• TASK BRIEF: Give the number of lines in the data below containing the word "this", with no other text.

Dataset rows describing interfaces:

==*==

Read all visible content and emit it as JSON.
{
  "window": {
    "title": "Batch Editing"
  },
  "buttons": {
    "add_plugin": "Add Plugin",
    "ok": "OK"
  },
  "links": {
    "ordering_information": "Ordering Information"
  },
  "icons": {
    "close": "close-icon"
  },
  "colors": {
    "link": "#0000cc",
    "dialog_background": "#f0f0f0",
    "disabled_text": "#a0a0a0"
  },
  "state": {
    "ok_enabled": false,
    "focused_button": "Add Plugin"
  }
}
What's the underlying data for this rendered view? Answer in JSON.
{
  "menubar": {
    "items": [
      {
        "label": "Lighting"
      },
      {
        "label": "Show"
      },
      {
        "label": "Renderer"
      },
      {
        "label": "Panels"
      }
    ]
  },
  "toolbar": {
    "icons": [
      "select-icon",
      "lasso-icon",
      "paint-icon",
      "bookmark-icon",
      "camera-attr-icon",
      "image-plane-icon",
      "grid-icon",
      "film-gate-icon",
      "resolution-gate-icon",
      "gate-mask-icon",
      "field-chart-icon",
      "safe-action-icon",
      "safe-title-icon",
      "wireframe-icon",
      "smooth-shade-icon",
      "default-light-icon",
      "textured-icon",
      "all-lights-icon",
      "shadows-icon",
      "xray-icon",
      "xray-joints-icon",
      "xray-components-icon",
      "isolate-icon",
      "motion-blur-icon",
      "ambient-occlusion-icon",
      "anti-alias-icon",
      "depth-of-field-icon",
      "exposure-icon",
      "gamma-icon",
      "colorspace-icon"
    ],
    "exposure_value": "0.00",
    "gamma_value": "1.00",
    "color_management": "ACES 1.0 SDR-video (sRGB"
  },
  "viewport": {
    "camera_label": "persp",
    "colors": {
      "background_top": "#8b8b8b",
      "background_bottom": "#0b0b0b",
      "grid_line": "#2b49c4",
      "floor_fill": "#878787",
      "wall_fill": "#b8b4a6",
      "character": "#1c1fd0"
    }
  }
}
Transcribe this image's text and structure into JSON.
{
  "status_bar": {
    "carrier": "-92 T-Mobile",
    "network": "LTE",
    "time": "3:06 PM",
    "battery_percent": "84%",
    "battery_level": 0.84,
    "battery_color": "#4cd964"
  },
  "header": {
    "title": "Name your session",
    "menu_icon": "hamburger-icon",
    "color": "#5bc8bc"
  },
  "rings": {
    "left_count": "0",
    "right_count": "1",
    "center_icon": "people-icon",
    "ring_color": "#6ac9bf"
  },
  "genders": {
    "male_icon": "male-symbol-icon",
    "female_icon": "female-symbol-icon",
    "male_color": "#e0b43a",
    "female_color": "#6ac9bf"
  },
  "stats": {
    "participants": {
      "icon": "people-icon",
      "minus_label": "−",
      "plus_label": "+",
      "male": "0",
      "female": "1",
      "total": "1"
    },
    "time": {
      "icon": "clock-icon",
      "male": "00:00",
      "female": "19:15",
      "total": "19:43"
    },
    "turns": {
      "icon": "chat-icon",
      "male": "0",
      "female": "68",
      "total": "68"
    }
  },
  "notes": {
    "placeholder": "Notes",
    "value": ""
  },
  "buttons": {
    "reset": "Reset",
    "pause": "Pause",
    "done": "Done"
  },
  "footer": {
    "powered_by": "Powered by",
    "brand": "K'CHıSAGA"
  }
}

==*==

• RESPONSE TO THE TASK: 2